I. Introduction

Indirect or Trigonometric Leveling is used to establish the difference in elevation between two
points by determining the horizontal distances, and vertical angles, and with the aid of some formulas
of Trigonometry and Algebra.

II. Objective

Location: National Center for Transport Studies

Instruments Used:

1. Engineer’s Transit

2. Tripod

3. Tape

4. Marker
IV. Surveying Party

Mark Jim Balido: Tapeman

V. Methodology

The transit wass set-up and the height was measured. The vertical angle of the transit was set to 0
degrees and the side of Melchor Hall is sighted. The height of the side of the building was measured.
The distance between the base of the transit and the base of Melchor Hall was measured. The
horizontal distance between the transit and the building was measured. The highest point was then
sighted and the angle was recorded. Height was measured using trigonometric formulas.

VI. Illustrations

Melchor H1
Hall

α
x hd
height
d

Melchor
Hall
β
y

Melchor H2
Hall

VII. Results and Discussion

Formulas Used:
a. d2 = (hd)2 + (height – x)2
b. tan α = (H1 / hd)
c. tan β = (H1 / y)
d. height of Melchor Hall = x + H2
1. Determining the horizontal distance (hd) [d2 = (hd)2 + (height – x)2]

(37.53)2 = (hd)2 + (1.68 – 0.54) 2 (28.92)2 = (hd)2 + (1.54 – 0.38) 2

hd = 37.513 m hd = 28.90 m

a. tan α = (H1 / hd)

tan 2205’ = (H1a / 37.513) tan 27012’ = (H1b / 28.90)
H1a = 15.22 m H1b = 14.85 m

b. tan β = (H1 / y)

tan 23020’ = (15.22 / y) tan 29035’ = (14.85 / y)

y = 35.28 m y = 26.16 m

c. tan γ = (H2 / y)

tan 2404’ = (H2a / 35.28) tan 30012’ = (H2b / 26.16)

H2a = 15.75 m H2b = 15.23 m

3. Computation for the height of Melchor Hall [height of Melchor Hall = x + H2]

height of Melchor Hall = 0.54 + 15.75 height of Melchor Hall = 0.38 + 15.23
height of Melchor Hall = 16.29 m height of Melchor Hall = 15.61 m

Getting the average of the heights gives the estimated value of height of Melchor Hall:
(H2a + H2b)/2 = 15.95 m

VIII. Conclusions

In determining a height of a structure like Melchor Hall, one of the easiest ways to use is
the Trigonometric Leveling because it doesn’t need complicated Geodetic formula, rather, it only
needs algebraic and trigonometric formulas like Pythagorean theorem and tangents.

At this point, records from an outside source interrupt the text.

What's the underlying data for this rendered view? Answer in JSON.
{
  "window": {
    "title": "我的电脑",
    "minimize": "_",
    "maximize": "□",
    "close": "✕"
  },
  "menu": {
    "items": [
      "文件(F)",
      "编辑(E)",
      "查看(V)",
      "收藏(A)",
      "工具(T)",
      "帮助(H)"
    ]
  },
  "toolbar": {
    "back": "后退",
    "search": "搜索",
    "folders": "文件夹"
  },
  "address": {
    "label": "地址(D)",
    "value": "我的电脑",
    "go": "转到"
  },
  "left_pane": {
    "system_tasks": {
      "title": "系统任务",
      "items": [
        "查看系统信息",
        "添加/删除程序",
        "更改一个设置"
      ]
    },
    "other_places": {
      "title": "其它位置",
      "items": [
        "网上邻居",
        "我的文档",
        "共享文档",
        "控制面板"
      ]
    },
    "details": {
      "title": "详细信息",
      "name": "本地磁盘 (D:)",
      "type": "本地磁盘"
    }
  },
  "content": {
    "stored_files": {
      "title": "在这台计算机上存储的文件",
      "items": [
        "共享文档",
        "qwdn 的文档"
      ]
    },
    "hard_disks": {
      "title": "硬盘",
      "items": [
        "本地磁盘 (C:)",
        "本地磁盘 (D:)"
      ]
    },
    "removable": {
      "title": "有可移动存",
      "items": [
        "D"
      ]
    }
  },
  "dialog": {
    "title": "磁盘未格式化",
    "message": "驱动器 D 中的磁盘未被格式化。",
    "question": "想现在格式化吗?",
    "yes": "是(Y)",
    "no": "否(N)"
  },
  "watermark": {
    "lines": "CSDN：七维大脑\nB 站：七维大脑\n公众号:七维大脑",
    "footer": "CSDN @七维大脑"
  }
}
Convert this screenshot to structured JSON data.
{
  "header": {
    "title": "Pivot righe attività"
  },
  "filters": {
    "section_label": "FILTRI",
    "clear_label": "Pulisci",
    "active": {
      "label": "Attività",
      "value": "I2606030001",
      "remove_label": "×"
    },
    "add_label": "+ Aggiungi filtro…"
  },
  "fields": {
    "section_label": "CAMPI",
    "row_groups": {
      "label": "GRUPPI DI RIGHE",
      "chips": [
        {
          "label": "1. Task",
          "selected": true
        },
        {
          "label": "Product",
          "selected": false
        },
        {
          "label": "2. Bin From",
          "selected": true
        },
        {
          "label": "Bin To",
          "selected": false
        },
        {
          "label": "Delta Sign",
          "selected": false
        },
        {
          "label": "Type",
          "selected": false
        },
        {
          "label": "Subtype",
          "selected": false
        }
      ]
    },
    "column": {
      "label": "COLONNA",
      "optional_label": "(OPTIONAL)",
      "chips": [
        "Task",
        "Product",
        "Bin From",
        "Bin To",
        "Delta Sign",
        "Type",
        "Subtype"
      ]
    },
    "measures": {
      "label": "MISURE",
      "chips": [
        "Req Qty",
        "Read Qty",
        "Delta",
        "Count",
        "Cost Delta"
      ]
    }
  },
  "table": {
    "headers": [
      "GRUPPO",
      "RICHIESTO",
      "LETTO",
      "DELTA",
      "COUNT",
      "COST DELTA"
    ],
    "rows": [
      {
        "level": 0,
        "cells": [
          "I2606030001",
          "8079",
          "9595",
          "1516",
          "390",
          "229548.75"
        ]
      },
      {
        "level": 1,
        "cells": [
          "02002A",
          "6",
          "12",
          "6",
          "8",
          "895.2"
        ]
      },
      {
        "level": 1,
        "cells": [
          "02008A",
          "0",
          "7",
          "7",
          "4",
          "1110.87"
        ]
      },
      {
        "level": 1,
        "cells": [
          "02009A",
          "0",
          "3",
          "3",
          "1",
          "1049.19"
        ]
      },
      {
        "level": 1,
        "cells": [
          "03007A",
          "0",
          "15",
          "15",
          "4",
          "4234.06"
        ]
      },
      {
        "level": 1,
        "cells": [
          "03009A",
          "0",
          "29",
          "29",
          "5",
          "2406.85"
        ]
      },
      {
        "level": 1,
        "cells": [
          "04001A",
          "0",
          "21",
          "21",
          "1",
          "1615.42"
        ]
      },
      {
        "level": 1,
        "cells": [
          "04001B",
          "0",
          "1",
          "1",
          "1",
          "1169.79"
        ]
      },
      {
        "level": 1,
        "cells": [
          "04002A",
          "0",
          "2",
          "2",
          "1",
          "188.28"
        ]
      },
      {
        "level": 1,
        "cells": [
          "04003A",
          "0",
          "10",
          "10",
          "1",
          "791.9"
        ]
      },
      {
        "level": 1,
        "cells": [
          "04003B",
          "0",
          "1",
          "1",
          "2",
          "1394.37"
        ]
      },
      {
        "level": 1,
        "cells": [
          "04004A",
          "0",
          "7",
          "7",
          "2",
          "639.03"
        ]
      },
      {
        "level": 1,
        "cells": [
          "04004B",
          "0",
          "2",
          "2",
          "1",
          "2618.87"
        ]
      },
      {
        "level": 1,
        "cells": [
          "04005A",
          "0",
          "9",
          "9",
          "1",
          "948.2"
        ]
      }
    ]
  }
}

IX. Bibliography

La Putt, Juny Pilapil, Elementary Surveying 3rd Edition,1987

La Putt, Juny Pilapil, Surveying Laboratory Manual,2005